New Life From the Wooden Cross

The Lord Is My Chef Good Friday Recipe, 14 April 2017
Isaiah 52:13-53:12//Hebrews 4:14-16,5:7-9//John 18:1-19:42
Today we celebrate something so ancient in our liturgy, the veneration of the Cross. It is the second part of our three-part celebration on this Good Friday. Notice that the tabernacle is empty as focus on this Good Friday is on the wooden cross. In the Bible, wood is always used to save. From the Old Testament to the New Testament, we always find the theme of wood that indicates salvation. In Genesis we find it in the stories about the tree of knowledge of good and evil, and Noah’s ark. Then in the Book of Exodus we find wood being used in the staff of Moses and in the Ark of the Covenant where the stone tablets of the Ten Commandments were kept. My favorite is the one in the Book of the Prophet Ezekiel where an angel led him to a vision of heaven where there is a vast network of rivers wherein trees grow abundantly near the shore. In the Gospel accounts, wood is again the theme, from the manger of Jesus Christ who grew up to become a carpenter like His foster father St. Joseph, and now in His crucifixion. This explains why on this Good Friday we adore the wooden Cross.
In our first reading from Isaiah we find traces of the theme of wood wherein the Suffering Servant, the coming Christ, is described like a “sapling” and a “shoot” from parched earth who would endure all sufferings for our salvation. And in the second reading from the Letter to the Hebrews, we find a summary of the Passion of Christ proclaimed in our very long Gospel (cf. Pope Emeritus Benedict XVI, “Jesus of Nazareth: Holy Week”, pp.162-164). Briefly, let us hear Pope Benedict’s reflection that the author of Hebrews presents to us the entire Passion and Death of the Lord in the context of prayer as our High Priest, our perfect mediator with the Father. We go back to Pope Benedict after presenting to you my co-journeyers the continuation of my reflection on this theme of wood on Good Friday.
This theme of wood is very much pronounced in our extraordinarily long Gospel today that opens with Jesus praying at Gethsemane which means “olive press” in Hebrew language. The grove is also where olives are pressed for the valuable oil so essential in the Mediterranean world since then. It is one of the most unforgettable places I have been to in the Holy Land when we went there for a pilgrimage ten years ago. Gethsemane as an olive press evokes also how Jesus was “pressed” during His agony at the garden that He perspired with blood while praying to the Father. Most interesting of all, it is said that an olive tree lives to a thousand years or even more as it goes to a series of “deaths” and “regeneration” so that growers never cut it down. Here we find the olive tree, a beautiful wood, speaking perfectly well of Christ’s Death and Resurrection! Rosary beads made of olive wood bought in the Holy Land are the best “pasalubong” because as you use it over a long period of time, the beads emit sweet aroma with some traces of oil. Imagine how such a “dead wood” still alive with aroma and oil?! And that is precisely the meaning of our adoration of the wooden Cross on this Good Friday: from the Cross comes new life to us. On the Cross Jesus becomes the source of life for us all as He conquered death through His obedience that the author of Hebrews tells us in our second reading as Pope Benedict noted in his book.

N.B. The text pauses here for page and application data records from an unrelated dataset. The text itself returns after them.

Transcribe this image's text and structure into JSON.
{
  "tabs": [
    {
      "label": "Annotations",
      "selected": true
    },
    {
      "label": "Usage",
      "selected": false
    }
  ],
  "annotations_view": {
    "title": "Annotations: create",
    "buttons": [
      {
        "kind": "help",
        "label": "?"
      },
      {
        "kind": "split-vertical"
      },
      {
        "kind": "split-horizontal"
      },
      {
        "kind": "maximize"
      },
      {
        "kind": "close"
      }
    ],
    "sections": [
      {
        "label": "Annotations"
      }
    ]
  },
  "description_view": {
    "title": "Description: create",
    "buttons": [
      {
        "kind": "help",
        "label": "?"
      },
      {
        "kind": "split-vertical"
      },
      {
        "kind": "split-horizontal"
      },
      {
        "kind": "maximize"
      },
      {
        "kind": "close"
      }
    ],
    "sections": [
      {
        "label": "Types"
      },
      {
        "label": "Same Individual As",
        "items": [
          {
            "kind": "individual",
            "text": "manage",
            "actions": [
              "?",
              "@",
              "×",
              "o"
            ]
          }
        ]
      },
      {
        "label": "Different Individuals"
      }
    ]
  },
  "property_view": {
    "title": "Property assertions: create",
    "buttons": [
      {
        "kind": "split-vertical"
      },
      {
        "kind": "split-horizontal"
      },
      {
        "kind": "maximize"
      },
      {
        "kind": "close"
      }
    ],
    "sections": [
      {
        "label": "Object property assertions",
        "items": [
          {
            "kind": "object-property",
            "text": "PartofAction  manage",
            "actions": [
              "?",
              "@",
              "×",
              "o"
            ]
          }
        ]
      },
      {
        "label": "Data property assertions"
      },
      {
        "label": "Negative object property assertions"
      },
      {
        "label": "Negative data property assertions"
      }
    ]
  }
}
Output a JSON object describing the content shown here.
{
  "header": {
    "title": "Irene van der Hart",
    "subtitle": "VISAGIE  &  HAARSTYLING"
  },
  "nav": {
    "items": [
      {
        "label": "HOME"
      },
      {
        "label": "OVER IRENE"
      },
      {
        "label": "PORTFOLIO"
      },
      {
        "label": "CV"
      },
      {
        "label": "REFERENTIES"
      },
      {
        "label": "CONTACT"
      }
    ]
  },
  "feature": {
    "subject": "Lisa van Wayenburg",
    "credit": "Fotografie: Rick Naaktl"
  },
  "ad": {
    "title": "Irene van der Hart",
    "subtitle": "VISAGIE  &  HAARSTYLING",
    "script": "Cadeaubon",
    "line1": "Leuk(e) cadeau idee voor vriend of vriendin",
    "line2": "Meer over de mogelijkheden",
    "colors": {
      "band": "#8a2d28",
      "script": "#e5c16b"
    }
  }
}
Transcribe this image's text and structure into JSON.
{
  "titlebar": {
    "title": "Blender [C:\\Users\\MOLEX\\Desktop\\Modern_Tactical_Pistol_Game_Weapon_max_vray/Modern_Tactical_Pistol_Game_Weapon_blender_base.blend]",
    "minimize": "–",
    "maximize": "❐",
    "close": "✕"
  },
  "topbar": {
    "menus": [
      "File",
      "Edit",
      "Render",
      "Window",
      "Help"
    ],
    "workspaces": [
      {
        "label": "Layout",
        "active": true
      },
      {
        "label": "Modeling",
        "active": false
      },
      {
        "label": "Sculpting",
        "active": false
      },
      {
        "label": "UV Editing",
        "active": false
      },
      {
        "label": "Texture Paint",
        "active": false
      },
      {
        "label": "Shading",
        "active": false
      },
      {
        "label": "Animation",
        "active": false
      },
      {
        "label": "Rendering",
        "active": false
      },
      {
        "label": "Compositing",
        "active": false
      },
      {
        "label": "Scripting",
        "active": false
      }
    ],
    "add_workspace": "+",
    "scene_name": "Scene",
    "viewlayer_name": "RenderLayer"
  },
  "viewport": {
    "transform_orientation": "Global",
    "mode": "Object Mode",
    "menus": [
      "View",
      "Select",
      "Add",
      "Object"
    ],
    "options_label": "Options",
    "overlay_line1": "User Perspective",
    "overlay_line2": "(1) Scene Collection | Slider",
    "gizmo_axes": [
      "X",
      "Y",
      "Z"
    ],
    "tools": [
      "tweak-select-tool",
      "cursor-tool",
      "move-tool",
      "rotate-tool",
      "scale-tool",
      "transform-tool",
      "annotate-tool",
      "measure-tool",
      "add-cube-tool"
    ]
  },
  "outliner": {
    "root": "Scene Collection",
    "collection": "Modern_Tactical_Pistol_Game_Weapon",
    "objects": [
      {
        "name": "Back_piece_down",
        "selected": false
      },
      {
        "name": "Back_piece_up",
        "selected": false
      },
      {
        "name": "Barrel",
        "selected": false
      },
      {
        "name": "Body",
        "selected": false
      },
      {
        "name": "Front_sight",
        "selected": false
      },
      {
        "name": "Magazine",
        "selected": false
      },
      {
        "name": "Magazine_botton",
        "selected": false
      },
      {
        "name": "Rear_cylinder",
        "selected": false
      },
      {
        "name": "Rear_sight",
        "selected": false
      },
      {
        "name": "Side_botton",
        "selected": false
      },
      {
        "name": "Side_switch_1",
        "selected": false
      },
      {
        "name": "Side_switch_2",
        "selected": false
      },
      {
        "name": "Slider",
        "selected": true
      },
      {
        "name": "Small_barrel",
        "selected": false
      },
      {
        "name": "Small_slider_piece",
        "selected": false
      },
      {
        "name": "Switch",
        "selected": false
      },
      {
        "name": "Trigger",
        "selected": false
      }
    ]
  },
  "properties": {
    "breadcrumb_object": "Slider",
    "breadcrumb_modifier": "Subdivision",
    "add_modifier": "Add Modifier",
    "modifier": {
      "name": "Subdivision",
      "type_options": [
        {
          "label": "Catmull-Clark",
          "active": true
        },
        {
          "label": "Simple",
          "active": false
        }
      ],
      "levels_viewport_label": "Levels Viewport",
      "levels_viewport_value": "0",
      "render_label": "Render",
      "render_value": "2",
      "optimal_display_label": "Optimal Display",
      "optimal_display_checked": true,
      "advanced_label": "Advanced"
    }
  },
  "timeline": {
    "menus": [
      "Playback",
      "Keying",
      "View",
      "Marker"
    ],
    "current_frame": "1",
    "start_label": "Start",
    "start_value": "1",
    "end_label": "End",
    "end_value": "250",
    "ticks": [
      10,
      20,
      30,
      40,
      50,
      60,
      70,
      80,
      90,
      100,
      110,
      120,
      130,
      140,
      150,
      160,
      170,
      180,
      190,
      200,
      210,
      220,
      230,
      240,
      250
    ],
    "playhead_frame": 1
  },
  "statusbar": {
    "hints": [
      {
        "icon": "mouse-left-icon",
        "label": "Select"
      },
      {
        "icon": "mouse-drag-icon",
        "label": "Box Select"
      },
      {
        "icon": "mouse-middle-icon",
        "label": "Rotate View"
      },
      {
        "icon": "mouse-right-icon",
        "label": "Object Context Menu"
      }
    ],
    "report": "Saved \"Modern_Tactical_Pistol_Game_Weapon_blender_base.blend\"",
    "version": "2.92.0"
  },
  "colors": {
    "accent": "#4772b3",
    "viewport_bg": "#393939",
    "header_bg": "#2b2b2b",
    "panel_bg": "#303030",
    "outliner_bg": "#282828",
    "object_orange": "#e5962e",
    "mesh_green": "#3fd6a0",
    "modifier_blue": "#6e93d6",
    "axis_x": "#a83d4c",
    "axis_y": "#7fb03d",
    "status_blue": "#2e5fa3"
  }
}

Without prolonging your suffering on this Good Friday, let me end with a simple illustration: remember how our generation grew up with the wooden “pamalo”? Of how our parents subscribed to that old saying, “spare the rod, and spoil the child”? Are we not somehow thankful we were brought with the wooden “pamalo” that today we reap its fruits that turn us into what we are today? Perhaps those from my generation can attest that through the wooden “pamalo” or rod, we learned so many values in life like hard work, patience, perseverance, sacrifice, and excellence. Please don’t get me wrong on this Good Friday. I am not advocating corporal punishment. Just come to think that just as Jesus Christ had used an ordinary wood to save us, we also have had that ordinary wood – the “pamalo” – to prepare us to a disciplined and fulfilled life, why don’t we allow the Lord to use us too to save other people’s lives? A blessed Friday to you!
Fr. Nicanor F. Lalog II
Parokya ni San Juan Apostol at Ebanghelista
Gov. F. Halili Ave., Bagbaguin, Sta. Maria, Bulacan